## Exercise details
Output only these lines, set down exactly: the one containing "Parse this screenshot: output" and each line after it through the end of the records.

## Data provided

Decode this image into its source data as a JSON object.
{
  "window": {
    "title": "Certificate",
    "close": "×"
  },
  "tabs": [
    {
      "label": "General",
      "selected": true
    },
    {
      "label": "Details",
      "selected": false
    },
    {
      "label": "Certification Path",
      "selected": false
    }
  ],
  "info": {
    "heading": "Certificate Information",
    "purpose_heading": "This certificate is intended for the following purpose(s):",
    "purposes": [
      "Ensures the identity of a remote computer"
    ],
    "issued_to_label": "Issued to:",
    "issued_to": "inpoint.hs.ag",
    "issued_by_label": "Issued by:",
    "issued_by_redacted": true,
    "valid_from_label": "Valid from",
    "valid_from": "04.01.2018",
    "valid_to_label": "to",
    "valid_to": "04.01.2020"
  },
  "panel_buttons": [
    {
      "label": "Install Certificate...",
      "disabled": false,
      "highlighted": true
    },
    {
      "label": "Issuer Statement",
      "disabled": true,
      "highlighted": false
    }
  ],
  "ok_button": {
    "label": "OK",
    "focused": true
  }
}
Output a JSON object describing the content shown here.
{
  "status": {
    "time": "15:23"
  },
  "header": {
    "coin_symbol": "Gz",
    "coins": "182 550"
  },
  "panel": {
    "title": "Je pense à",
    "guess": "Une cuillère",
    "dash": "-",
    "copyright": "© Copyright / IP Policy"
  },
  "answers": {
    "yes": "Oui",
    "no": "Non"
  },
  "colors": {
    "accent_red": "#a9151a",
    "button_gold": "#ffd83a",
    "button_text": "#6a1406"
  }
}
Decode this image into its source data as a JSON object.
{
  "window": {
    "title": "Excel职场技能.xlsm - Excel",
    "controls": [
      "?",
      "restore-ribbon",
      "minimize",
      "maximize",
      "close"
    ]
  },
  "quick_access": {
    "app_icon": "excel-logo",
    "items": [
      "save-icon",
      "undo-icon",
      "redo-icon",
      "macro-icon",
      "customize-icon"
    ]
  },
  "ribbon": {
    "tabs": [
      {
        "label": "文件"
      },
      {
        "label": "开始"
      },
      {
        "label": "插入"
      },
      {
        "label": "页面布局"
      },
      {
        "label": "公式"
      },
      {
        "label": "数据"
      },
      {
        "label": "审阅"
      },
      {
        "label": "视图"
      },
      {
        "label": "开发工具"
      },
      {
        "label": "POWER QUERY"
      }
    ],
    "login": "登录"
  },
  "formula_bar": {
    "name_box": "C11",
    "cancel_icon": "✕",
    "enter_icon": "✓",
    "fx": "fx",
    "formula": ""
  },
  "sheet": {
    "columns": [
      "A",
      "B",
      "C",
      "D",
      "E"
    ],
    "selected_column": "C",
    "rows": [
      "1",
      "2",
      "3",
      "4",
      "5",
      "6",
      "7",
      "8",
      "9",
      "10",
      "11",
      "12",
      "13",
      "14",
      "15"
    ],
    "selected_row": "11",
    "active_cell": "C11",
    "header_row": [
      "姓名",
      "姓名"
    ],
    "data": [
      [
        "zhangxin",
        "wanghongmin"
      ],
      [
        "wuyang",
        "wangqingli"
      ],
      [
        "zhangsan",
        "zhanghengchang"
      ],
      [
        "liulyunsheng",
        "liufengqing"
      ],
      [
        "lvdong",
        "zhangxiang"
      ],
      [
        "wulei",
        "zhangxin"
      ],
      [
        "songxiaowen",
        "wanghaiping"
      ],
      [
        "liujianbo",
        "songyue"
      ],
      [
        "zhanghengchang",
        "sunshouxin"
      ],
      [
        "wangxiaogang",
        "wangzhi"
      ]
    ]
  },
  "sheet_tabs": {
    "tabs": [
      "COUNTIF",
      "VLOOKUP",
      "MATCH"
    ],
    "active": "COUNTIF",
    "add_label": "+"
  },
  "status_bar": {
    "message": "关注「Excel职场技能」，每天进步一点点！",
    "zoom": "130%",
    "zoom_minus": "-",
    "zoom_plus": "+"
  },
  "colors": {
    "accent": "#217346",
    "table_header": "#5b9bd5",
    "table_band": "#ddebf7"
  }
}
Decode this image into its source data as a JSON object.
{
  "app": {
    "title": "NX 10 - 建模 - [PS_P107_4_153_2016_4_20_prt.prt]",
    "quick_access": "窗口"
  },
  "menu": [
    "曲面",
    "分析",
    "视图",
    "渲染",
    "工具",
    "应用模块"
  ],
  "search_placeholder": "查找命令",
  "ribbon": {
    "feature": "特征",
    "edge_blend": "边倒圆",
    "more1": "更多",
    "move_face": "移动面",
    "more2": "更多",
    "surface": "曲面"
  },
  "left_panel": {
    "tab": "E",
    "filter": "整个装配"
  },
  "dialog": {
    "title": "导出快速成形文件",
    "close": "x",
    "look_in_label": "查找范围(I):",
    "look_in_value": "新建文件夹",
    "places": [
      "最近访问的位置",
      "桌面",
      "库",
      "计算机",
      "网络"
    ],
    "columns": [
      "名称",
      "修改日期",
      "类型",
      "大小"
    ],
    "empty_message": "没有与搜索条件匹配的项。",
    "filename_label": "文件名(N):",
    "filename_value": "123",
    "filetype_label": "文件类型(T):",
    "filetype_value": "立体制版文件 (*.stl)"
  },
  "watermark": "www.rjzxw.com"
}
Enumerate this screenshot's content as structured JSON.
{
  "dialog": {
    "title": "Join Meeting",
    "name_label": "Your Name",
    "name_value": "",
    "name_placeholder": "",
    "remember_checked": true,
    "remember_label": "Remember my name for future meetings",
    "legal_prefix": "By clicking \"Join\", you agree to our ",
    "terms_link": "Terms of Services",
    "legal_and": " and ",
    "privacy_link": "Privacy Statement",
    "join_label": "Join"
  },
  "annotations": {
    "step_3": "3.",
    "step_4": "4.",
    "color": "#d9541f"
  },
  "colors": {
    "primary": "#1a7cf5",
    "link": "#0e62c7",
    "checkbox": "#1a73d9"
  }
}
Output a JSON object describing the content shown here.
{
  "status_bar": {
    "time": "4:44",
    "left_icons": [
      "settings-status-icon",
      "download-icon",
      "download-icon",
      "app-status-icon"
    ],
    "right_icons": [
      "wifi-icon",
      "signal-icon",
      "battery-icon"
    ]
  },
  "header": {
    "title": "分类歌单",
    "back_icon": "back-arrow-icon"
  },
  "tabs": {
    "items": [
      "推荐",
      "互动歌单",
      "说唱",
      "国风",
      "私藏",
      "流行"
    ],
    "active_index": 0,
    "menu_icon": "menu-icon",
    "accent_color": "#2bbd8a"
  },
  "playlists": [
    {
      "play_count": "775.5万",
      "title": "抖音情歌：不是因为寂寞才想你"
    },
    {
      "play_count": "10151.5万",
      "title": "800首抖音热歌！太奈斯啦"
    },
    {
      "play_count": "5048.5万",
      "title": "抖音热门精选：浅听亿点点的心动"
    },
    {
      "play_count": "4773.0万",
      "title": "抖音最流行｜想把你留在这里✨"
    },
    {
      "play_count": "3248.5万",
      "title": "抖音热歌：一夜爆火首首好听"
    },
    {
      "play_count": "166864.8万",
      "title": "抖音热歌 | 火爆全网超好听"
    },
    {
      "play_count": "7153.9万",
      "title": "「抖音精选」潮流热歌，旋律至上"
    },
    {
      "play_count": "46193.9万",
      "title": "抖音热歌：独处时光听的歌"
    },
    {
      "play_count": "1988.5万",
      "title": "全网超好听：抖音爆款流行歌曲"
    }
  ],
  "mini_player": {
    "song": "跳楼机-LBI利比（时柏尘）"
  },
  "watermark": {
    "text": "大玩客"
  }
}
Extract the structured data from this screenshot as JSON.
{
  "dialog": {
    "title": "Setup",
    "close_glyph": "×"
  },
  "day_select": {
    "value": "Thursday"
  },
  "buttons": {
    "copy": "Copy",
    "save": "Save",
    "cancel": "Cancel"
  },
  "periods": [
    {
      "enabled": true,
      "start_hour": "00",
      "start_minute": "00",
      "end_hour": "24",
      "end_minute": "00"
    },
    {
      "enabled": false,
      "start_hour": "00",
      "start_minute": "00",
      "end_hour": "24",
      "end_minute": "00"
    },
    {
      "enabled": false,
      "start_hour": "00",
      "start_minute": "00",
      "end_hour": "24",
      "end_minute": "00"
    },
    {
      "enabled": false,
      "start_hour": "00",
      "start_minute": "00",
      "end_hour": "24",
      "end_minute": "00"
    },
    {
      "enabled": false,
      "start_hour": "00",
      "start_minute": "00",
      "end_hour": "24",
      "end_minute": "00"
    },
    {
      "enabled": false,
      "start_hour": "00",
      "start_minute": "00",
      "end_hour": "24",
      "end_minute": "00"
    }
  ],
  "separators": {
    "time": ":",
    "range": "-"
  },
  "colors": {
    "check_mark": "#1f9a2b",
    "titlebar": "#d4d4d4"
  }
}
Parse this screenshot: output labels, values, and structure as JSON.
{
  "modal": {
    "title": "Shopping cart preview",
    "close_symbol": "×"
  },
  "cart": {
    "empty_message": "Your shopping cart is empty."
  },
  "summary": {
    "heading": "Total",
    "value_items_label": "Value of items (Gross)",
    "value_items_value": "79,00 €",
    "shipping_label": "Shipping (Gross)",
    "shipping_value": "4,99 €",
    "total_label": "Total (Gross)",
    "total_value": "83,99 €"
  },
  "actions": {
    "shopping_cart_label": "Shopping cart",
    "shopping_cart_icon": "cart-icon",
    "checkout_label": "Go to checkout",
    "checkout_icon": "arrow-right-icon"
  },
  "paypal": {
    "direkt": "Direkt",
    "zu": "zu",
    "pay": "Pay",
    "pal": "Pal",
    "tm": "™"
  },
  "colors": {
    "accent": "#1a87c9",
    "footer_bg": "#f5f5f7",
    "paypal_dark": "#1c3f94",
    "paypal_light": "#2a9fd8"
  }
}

## Reply
Parse this screenshot: output labels, values, and structure as JSON.
{
  "modal": {
    "title": "Shopping cart preview",
    "close_symbol": "×"
  },
  "cart": {
    "empty_message": "Your shopping cart is empty."
  },
  "summary": {
    "heading": "Total",
    "value_items_label": "Value of items (Gross)",
    "value_items_value": "79,00 €",
    "shipping_label": "Shipping (Gross)",
    "shipping_value": "4,99 €",
    "total_label": "Total (Gross)",
    "total_value": "83,99 €"
  },
  "actions": {
    "shopping_cart_label": "Shopping cart",
    "shopping_cart_icon": "cart-icon",
    "checkout_label": "Go to checkout",
    "checkout_icon": "arrow-right-icon"
  },
  "paypal": {
    "direkt": "Direkt",
    "zu": "zu",
    "pay": "Pay",
    "pal": "Pal",
    "tm": "™"
  },
  "colors": {
    "accent": "#1a87c9",
    "footer_bg": "#f5f5f7",
    "paypal_dark": "#1c3f94",
    "paypal_light": "#2a9fd8"
  }
}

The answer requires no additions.